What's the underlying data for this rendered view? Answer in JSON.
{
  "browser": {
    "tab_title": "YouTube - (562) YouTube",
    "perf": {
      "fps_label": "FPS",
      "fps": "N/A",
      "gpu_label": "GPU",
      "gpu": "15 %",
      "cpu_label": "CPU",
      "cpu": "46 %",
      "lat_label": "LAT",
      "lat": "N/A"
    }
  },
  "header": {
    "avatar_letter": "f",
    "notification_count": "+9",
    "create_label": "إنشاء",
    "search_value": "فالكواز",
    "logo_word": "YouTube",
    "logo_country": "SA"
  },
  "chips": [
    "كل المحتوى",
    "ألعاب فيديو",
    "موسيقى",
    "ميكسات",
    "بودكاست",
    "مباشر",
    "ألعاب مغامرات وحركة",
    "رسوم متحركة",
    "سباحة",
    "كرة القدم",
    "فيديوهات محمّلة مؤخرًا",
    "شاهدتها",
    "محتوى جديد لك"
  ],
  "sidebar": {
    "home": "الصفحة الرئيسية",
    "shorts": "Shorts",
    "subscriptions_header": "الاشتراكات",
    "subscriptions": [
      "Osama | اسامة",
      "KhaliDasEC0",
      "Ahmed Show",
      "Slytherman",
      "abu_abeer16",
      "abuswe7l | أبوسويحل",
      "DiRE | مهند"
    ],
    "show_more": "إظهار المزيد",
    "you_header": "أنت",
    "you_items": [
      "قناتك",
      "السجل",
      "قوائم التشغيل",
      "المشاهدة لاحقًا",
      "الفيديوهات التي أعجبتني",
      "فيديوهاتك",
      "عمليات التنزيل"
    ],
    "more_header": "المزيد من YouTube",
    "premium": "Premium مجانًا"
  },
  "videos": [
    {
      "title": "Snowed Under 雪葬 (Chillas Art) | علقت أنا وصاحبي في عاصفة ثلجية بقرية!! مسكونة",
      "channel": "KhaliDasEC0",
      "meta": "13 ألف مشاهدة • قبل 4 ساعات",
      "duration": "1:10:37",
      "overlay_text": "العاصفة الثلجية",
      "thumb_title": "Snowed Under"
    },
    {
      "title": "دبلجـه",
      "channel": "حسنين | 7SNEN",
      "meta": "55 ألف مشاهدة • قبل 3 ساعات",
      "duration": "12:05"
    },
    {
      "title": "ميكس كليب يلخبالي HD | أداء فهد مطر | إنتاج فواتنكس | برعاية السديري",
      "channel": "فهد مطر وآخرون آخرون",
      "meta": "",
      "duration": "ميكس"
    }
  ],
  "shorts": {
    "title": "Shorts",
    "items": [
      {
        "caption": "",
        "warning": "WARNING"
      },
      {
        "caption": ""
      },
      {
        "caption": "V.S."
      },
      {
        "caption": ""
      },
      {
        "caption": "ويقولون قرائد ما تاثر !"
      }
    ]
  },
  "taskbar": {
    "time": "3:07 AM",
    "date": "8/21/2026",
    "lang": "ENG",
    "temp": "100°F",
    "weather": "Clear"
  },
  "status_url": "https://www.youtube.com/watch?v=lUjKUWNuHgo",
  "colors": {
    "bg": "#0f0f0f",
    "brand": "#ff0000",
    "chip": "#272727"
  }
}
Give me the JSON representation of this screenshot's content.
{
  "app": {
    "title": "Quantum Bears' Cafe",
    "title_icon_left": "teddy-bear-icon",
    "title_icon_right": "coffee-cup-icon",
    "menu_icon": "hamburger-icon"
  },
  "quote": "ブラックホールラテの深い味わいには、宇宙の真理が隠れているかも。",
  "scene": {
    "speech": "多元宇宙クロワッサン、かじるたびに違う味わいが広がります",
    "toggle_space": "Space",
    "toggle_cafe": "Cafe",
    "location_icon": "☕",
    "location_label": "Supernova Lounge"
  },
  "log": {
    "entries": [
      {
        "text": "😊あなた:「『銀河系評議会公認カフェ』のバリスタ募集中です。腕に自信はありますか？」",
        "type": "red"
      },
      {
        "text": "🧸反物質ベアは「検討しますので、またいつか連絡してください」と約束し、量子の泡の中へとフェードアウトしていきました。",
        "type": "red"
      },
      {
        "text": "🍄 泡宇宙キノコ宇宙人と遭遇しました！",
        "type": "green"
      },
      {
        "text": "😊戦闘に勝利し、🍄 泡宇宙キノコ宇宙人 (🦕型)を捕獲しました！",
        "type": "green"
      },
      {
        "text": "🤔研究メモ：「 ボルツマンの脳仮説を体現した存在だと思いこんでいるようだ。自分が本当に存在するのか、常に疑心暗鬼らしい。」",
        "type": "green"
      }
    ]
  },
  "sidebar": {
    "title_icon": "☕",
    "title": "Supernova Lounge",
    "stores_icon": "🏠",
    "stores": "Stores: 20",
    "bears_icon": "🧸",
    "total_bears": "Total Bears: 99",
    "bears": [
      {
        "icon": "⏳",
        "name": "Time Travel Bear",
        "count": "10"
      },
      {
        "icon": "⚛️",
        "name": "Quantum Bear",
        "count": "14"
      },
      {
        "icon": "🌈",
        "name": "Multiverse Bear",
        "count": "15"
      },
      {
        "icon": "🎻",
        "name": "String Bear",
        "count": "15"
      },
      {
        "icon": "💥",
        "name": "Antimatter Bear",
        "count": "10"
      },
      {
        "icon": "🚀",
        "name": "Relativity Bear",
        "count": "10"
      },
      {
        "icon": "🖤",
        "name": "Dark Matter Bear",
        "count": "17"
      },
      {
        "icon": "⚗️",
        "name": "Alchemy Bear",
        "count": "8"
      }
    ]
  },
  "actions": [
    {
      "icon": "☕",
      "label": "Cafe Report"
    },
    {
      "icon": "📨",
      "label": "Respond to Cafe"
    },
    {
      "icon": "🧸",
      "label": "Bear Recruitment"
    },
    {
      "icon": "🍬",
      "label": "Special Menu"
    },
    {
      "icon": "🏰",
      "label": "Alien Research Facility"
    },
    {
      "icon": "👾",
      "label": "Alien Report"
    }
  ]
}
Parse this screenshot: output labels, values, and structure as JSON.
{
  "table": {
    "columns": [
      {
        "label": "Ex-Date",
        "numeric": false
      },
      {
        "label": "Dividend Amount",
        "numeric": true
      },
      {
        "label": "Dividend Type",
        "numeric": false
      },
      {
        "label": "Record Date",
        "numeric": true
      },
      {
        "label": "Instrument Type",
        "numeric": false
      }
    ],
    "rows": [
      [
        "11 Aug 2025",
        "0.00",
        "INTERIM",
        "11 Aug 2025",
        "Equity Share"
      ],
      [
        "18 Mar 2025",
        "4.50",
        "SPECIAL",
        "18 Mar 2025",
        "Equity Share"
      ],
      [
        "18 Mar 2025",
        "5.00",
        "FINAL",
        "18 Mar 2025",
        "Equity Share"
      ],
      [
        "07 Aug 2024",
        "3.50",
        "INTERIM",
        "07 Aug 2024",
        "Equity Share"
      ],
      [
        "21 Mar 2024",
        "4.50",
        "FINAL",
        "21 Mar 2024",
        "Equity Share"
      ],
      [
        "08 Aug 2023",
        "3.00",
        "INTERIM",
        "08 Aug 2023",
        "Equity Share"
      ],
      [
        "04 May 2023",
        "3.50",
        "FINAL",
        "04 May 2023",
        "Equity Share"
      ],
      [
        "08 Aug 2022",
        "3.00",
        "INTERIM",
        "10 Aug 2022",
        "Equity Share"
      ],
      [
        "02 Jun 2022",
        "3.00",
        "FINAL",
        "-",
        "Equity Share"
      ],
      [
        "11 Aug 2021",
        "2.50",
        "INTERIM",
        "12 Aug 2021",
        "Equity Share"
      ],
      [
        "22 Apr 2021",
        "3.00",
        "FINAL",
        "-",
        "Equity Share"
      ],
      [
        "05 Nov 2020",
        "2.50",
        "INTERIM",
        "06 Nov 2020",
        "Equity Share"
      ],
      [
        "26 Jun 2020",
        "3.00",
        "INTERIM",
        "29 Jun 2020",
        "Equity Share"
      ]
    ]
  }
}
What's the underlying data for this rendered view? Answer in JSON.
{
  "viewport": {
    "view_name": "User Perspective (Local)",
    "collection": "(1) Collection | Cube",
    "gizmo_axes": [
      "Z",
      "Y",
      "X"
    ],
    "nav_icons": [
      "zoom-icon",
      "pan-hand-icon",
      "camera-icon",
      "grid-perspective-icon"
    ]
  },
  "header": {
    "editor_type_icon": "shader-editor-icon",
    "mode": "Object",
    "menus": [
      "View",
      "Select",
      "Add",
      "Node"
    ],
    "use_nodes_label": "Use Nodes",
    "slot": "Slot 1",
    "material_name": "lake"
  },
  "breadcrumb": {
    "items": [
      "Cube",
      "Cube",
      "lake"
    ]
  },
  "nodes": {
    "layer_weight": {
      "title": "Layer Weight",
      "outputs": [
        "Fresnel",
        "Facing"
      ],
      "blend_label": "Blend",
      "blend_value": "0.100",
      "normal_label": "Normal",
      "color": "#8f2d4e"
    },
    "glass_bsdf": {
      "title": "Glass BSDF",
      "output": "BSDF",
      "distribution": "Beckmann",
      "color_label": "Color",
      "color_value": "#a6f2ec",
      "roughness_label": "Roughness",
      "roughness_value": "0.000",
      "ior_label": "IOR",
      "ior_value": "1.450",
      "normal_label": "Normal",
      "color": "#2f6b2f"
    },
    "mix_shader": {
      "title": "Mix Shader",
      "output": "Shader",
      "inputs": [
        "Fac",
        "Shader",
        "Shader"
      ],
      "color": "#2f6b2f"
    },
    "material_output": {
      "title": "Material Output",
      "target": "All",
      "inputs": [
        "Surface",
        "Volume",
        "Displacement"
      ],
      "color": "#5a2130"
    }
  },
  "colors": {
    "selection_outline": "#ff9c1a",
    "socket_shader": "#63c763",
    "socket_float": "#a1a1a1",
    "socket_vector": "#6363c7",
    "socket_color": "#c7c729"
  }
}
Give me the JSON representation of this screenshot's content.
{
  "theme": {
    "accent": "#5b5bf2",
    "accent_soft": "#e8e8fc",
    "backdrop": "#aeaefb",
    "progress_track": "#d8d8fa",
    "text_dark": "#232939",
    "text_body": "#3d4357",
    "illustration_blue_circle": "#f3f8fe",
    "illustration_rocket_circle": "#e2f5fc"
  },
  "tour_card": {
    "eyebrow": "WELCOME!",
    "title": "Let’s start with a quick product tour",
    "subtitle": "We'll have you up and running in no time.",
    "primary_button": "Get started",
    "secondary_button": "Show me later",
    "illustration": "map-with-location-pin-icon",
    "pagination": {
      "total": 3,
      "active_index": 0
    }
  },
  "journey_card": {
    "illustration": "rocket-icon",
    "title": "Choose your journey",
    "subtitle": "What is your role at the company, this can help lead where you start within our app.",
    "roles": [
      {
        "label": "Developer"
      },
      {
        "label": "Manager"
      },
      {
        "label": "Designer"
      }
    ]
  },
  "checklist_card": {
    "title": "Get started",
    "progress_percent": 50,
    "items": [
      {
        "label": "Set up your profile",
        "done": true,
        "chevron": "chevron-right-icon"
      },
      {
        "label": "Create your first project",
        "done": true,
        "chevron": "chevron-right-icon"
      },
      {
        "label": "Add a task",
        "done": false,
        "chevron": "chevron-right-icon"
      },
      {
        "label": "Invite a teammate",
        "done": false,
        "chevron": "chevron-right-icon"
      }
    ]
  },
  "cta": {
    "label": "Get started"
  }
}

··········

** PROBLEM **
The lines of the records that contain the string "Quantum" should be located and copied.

** TASK ANSWER **
    "title": "Quantum Bears' Cafe",
        "name": "Quantum Bear",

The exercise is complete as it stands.